Engage students with a story about a child discovering snow.

Explore by experimenting with changes in state between solid ice and liquid water.

  • Water Magicians: In this activity from Utah Education Network, students observe water changing states from a solid to a liquid to a gas. To keep the focus on a comparison of ice and liquid water, omit the evaporation part of the activity and emphasize the different in temperature as above freezing or below freezing.
  • Snow vs. Water: On a snowy day, have students compare the volume of snow to an equivalent volume of water in this simple activity from Teach Engineering that is similar to what the boy in The Snowy Day experiences as his snowball melts. Emphasize that what causes the change in state is temperature that is above freezing or below freezing.

Evaluate student learning by having students decide whether it would rain or snow at different temperatures.

  • Show photos of landscapes that have snow and ice and those that have liquid water (rain, rivers, etc). Have students mark whether each scene is above freezing or below freezing. Collect photos from magazines or the web, use your own photos, or use the Freezing Or Not presentation below.
  • Freezing or Not: Some of the eight photos in this Powerpoint presentation have snow and ice and some have liquid water. Have students mark whether each scene is above freezing or below freezing based on whether they see water or ice in the images. Print the last slide in the series for students to use as a worksheet to record their answers.

Performance Expectation and Standards:

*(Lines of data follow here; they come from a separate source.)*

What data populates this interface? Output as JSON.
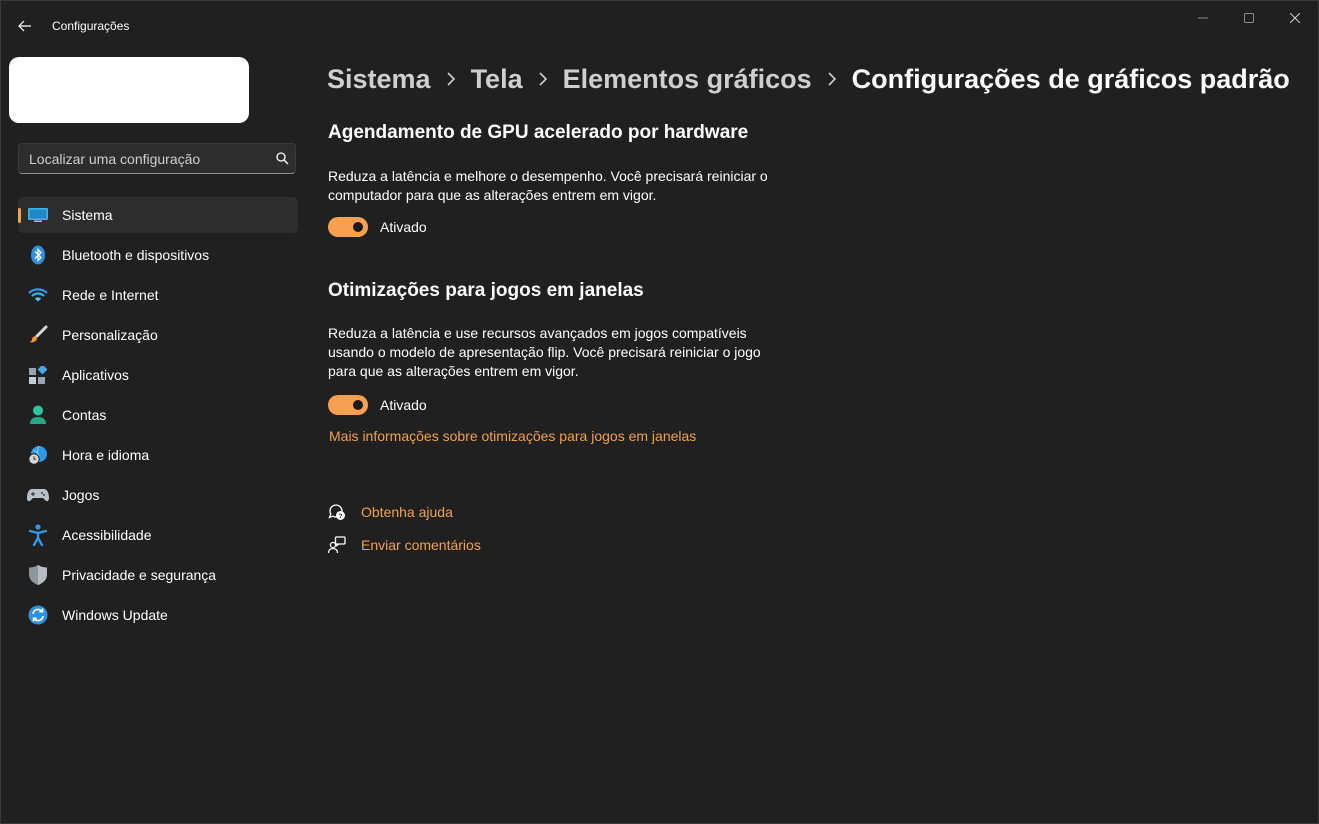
{
  "window": {
    "title": "Configurações"
  },
  "search": {
    "placeholder": "Localizar uma configuração"
  },
  "sidebar": {
    "items": [
      {
        "label": "Sistema",
        "icon": "monitor-icon"
      },
      {
        "label": "Bluetooth e dispositivos",
        "icon": "bluetooth-icon"
      },
      {
        "label": "Rede e Internet",
        "icon": "wifi-icon"
      },
      {
        "label": "Personalização",
        "icon": "brush-icon"
      },
      {
        "label": "Aplicativos",
        "icon": "apps-icon"
      },
      {
        "label": "Contas",
        "icon": "person-icon"
      },
      {
        "label": "Hora e idioma",
        "icon": "globe-clock-icon"
      },
      {
        "label": "Jogos",
        "icon": "gamepad-icon"
      },
      {
        "label": "Acessibilidade",
        "icon": "accessibility-icon"
      },
      {
        "label": "Privacidade e segurança",
        "icon": "shield-icon"
      },
      {
        "label": "Windows Update",
        "icon": "update-icon"
      }
    ],
    "selected": "Sistema"
  },
  "breadcrumb": {
    "items": [
      "Sistema",
      "Tela",
      "Elementos gráficos",
      "Configurações de gráficos padrão"
    ]
  },
  "sections": [
    {
      "title": "Agendamento de GPU acelerado por hardware",
      "description": "Reduza a latência e melhore o desempenho. Você precisará reiniciar o computador para que as alterações entrem em vigor.",
      "toggle_state": "Ativado",
      "toggle_on": true
    },
    {
      "title": "Otimizações para jogos em janelas",
      "description": "Reduza a latência e use recursos avançados em jogos compatíveis usando o modelo de apresentação flip. Você precisará reiniciar o jogo para que as alterações entrem em vigor.",
      "toggle_state": "Ativado",
      "toggle_on": true,
      "link": "Mais informações sobre otimizações para jogos em janelas"
    }
  ],
  "help": {
    "get_help": "Obtenha ajuda",
    "feedback": "Enviar comentários"
  },
  "colors": {
    "accent": "#f2a14d",
    "background": "#202020"
  }
}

  • PE: 2-ESS2-3. Students obtain information to identify where water is found on earth and that it can be solid or liquid.
  • NGSS Science and Engineering Practices: Obtaining, evaluating and communicating information
  • NGSS DCI: ESS2.C The roll of water in Earth's surface processes
  • NGSS Crosscutting themes: Patterns of the natural world